*Instructions for the task*: What is needed is each line of the data below that holds the string "JSON".

--- Dataset records ---

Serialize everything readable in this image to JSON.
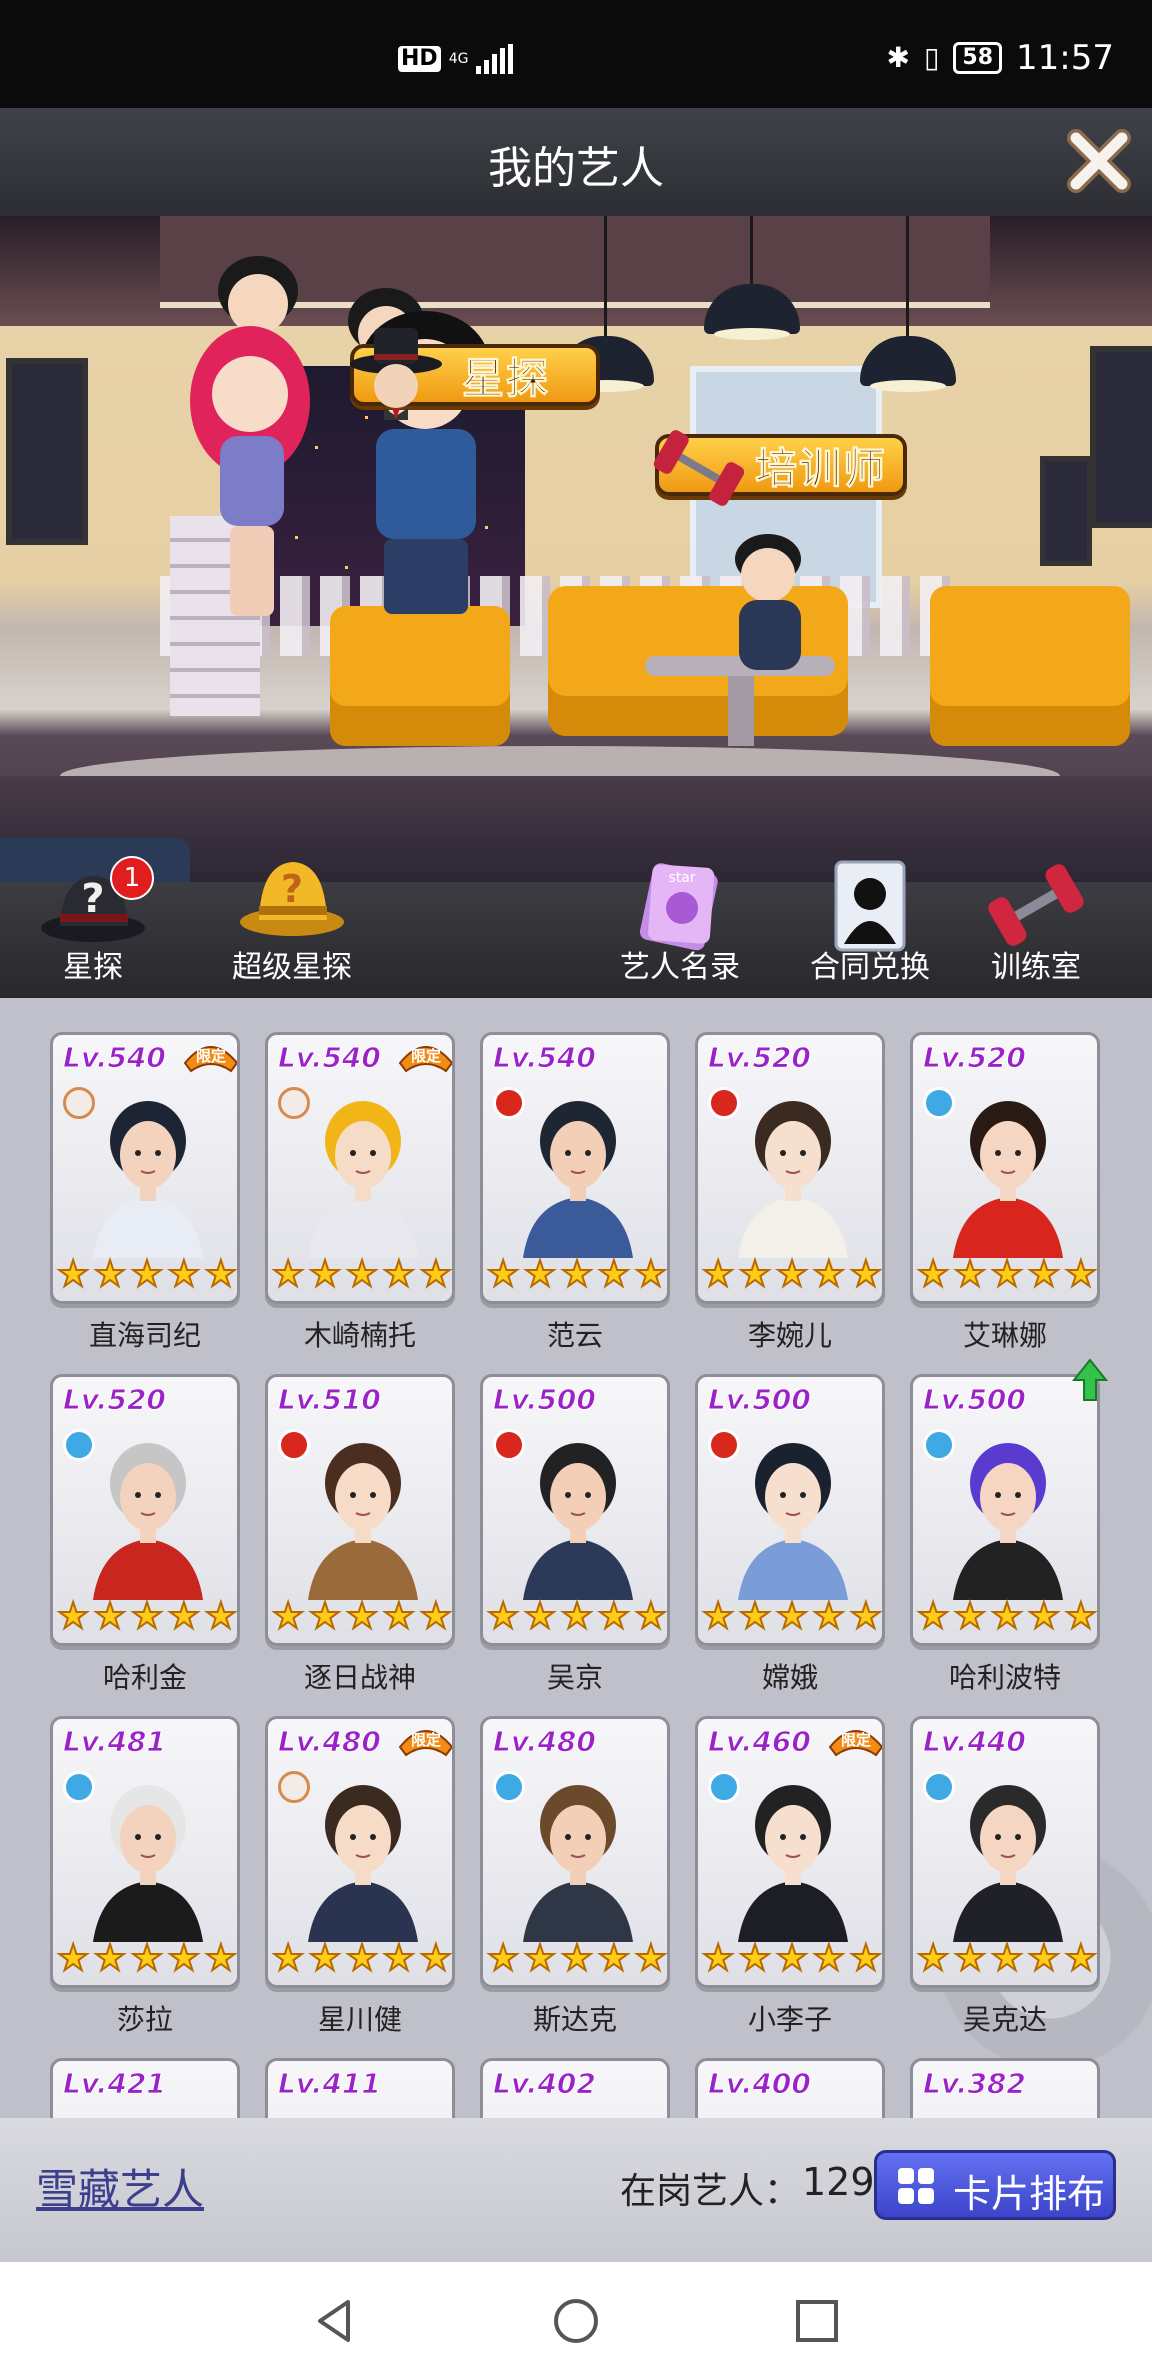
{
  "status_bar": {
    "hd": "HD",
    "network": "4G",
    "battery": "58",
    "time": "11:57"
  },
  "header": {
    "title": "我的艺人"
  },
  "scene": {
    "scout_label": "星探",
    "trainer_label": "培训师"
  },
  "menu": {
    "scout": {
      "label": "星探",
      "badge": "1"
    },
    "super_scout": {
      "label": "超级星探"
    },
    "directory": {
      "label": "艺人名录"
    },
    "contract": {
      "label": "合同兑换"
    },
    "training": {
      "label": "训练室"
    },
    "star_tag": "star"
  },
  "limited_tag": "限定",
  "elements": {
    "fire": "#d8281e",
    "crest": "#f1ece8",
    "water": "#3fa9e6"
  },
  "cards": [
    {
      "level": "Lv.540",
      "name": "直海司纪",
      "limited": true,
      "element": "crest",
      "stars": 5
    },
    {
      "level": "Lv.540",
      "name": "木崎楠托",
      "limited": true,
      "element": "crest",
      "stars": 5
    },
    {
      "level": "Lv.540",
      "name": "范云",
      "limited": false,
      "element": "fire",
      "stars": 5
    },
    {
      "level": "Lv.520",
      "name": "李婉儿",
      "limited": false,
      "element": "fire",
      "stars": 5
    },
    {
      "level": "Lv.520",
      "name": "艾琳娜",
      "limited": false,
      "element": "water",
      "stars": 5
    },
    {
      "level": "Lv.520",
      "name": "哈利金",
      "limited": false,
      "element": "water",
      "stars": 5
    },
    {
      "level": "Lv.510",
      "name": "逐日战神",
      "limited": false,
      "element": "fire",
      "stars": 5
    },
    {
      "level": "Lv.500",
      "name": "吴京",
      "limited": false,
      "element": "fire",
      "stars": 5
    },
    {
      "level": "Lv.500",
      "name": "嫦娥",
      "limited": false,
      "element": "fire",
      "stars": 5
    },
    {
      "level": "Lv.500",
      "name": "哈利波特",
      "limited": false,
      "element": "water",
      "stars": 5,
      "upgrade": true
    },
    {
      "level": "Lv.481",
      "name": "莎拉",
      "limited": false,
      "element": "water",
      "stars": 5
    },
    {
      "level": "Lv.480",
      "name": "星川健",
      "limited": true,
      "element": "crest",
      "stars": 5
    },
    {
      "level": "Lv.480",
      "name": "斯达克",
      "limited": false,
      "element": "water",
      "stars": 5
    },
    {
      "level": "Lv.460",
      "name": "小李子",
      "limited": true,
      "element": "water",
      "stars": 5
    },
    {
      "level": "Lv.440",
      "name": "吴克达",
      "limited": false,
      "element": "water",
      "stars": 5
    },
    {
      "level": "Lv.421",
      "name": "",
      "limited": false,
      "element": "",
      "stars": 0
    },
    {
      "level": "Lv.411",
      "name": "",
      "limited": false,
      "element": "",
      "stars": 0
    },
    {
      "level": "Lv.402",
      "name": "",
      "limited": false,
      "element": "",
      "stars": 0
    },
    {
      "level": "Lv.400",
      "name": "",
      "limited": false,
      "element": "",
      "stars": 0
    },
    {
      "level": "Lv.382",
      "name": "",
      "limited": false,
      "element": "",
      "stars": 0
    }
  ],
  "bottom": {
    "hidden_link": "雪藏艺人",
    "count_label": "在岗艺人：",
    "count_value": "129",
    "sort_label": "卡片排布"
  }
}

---
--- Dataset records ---

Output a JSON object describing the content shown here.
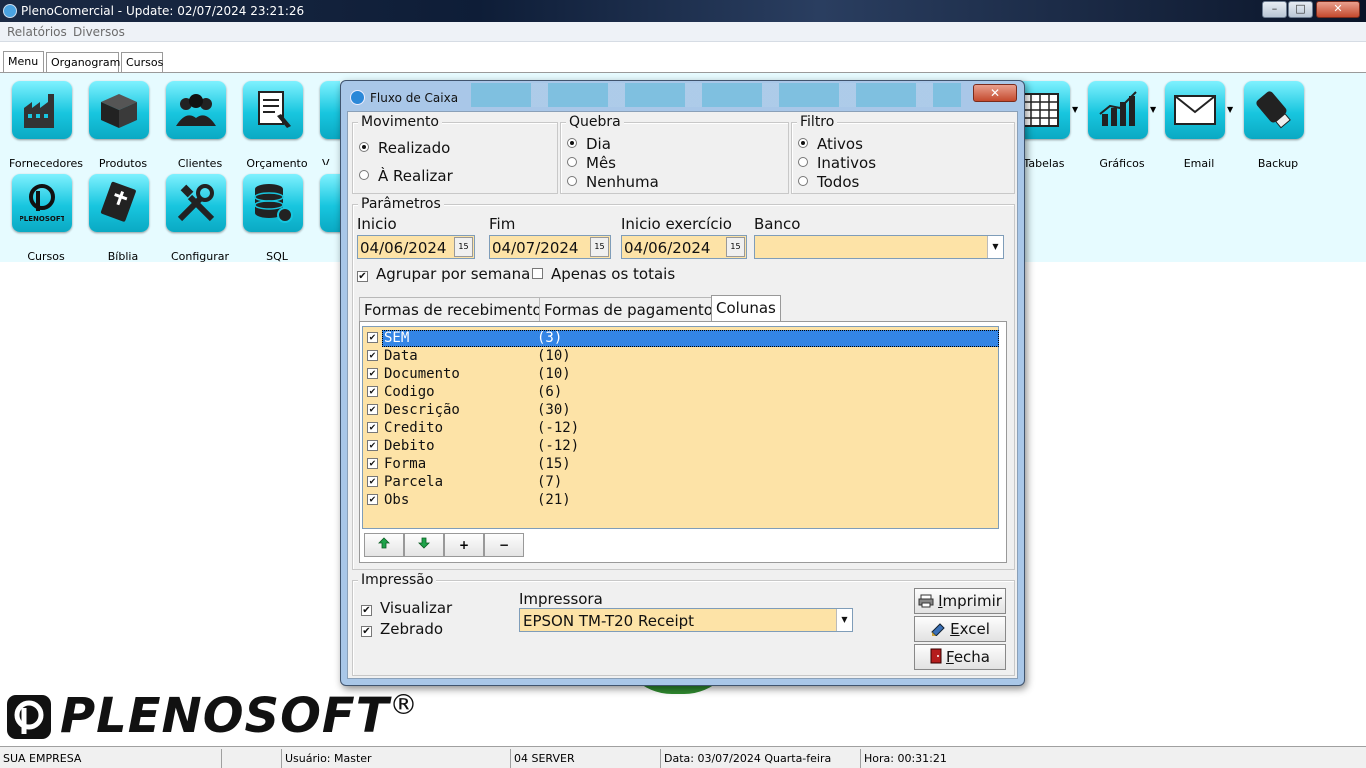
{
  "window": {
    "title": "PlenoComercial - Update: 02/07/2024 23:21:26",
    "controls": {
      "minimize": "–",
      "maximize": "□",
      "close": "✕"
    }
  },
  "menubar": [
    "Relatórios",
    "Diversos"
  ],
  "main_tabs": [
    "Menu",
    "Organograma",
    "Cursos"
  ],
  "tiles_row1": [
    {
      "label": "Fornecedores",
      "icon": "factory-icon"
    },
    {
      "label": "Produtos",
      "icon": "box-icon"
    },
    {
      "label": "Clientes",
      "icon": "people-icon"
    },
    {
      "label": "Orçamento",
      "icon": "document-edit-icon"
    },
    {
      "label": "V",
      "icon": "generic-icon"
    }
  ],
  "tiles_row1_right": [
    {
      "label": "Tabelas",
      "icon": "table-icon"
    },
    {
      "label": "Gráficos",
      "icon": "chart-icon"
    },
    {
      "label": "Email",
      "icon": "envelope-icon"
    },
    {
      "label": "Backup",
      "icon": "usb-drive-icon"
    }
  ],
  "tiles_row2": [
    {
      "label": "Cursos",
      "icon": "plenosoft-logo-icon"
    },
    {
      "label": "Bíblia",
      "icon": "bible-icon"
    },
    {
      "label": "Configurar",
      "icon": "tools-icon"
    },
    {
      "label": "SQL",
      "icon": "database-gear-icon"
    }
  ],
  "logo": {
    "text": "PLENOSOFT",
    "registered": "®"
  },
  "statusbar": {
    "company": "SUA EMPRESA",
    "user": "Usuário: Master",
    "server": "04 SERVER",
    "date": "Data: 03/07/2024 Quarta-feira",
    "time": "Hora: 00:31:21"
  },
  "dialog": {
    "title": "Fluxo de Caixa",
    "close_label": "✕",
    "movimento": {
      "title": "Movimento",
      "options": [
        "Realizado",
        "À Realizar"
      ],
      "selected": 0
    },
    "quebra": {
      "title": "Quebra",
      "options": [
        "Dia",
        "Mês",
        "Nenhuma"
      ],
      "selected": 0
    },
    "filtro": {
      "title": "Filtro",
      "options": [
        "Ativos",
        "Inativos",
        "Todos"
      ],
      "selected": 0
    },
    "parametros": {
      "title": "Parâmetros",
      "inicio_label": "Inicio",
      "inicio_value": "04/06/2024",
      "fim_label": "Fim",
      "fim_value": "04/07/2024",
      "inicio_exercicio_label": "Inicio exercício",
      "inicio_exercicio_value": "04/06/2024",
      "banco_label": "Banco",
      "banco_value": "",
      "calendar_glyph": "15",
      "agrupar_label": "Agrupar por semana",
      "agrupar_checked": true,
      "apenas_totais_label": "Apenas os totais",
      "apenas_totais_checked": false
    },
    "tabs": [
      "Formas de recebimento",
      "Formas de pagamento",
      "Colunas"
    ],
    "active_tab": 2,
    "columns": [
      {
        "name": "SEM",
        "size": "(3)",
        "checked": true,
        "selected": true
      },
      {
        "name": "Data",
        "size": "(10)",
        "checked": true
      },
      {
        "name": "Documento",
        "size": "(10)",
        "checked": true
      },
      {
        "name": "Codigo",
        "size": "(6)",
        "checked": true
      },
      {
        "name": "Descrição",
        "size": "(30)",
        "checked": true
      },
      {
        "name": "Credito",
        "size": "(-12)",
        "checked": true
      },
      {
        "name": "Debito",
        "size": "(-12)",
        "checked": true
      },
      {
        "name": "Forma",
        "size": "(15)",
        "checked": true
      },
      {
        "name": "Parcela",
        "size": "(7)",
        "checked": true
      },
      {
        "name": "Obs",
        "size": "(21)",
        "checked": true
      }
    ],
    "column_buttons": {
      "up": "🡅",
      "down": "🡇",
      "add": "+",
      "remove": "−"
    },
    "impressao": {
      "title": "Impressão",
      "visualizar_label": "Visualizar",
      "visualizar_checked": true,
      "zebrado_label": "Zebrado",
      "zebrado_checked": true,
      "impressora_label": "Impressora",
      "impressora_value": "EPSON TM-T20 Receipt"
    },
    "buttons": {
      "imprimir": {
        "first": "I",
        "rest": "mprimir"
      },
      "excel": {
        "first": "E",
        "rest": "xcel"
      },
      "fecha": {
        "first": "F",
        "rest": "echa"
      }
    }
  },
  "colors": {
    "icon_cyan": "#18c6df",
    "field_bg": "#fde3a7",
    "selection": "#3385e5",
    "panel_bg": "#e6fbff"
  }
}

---

*Exercise result*:
Serialize everything readable in this image to JSON.
Output a JSON object describing the content shown here.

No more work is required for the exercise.